[Input for this task Boundary: Start]
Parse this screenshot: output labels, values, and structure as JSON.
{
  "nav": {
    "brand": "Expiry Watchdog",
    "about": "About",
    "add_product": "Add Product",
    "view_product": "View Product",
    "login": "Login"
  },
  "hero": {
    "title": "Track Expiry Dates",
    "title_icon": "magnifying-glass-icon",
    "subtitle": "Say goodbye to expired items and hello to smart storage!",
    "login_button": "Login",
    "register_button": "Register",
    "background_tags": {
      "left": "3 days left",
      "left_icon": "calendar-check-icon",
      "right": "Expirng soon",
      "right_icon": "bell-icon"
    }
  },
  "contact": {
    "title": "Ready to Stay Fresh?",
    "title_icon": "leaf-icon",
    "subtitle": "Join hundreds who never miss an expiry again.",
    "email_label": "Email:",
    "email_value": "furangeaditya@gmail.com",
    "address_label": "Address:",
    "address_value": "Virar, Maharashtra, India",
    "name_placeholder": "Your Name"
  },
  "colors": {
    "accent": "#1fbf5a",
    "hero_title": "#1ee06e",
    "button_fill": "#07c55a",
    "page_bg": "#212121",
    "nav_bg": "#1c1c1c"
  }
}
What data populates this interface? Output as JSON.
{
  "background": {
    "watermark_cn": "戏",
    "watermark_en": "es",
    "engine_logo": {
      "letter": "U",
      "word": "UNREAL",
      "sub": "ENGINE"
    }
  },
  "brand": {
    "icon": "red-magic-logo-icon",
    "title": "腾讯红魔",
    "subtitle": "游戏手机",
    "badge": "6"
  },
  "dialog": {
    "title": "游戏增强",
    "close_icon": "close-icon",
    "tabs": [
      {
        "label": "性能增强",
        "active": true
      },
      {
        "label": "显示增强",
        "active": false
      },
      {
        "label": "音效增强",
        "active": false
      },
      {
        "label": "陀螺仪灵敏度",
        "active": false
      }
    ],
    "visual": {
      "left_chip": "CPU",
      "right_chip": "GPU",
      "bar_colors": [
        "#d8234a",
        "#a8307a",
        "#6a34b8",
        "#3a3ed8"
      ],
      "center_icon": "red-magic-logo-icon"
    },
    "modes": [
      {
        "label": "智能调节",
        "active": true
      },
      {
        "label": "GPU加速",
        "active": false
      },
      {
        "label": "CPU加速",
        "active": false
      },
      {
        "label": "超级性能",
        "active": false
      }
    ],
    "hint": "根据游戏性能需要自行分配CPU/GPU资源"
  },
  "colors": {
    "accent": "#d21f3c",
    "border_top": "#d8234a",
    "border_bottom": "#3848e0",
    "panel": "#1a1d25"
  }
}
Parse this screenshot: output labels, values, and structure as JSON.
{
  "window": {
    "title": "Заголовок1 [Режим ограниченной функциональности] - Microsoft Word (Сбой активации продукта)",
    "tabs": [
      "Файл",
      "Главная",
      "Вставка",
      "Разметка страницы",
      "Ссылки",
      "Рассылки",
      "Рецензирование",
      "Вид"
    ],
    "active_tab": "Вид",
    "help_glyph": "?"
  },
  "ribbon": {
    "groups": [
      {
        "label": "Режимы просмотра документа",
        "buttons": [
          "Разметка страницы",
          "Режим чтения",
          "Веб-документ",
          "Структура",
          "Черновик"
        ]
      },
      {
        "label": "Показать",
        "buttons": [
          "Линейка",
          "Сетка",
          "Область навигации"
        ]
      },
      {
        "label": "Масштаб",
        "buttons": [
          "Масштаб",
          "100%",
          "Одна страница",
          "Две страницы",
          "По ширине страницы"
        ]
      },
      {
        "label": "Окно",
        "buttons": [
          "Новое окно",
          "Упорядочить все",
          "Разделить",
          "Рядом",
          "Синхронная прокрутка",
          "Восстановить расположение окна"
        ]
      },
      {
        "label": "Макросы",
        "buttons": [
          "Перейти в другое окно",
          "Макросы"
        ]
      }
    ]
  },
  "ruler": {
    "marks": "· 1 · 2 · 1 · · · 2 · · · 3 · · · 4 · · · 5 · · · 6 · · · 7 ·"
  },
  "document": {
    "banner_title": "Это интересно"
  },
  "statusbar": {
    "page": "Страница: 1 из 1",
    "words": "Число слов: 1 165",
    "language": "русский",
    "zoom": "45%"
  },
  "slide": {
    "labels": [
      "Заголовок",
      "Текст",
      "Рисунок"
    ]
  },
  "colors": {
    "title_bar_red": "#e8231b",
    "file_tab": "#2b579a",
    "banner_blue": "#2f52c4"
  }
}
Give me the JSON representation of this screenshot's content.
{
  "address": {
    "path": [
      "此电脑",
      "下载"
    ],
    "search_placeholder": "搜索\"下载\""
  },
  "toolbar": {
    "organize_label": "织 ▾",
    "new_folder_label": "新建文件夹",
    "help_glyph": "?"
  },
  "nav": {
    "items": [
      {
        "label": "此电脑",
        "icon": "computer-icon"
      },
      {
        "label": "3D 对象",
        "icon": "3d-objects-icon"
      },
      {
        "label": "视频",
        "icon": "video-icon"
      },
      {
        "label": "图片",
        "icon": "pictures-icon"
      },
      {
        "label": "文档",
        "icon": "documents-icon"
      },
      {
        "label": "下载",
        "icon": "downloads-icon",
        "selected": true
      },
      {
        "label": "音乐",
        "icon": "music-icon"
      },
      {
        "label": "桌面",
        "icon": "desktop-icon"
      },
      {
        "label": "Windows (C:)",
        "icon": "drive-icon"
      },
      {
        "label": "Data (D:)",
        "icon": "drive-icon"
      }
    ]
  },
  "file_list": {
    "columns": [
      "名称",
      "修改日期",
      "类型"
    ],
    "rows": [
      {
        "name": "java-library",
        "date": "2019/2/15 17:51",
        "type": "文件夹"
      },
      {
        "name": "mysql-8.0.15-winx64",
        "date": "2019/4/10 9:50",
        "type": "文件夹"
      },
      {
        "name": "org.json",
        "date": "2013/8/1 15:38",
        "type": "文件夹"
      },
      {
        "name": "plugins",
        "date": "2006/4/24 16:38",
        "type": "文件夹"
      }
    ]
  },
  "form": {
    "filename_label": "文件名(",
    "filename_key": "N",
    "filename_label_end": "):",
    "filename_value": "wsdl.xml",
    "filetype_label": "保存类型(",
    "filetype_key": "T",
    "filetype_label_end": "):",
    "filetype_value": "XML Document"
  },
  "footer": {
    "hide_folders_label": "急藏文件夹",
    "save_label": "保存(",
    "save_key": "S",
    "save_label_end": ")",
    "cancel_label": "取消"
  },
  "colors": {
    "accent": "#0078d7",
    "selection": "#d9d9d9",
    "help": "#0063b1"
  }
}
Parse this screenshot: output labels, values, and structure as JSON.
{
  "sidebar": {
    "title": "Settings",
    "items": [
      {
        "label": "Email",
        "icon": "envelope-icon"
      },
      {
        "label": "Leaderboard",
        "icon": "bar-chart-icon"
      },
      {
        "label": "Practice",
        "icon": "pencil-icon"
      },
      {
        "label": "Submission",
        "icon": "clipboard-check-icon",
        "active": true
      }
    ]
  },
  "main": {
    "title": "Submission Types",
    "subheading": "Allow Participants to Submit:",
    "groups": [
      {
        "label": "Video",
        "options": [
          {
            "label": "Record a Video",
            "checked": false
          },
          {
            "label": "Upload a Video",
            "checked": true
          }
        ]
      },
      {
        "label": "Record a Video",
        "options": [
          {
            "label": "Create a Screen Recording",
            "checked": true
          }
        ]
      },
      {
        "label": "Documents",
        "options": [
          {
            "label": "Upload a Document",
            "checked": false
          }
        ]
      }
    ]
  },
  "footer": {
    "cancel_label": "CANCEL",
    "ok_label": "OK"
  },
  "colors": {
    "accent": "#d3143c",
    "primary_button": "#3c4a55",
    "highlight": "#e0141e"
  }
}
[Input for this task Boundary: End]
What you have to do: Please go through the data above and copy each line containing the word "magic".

Output of the task:
    "icon": "red-magic-logo-icon",
      "center_icon": "red-magic-logo-icon"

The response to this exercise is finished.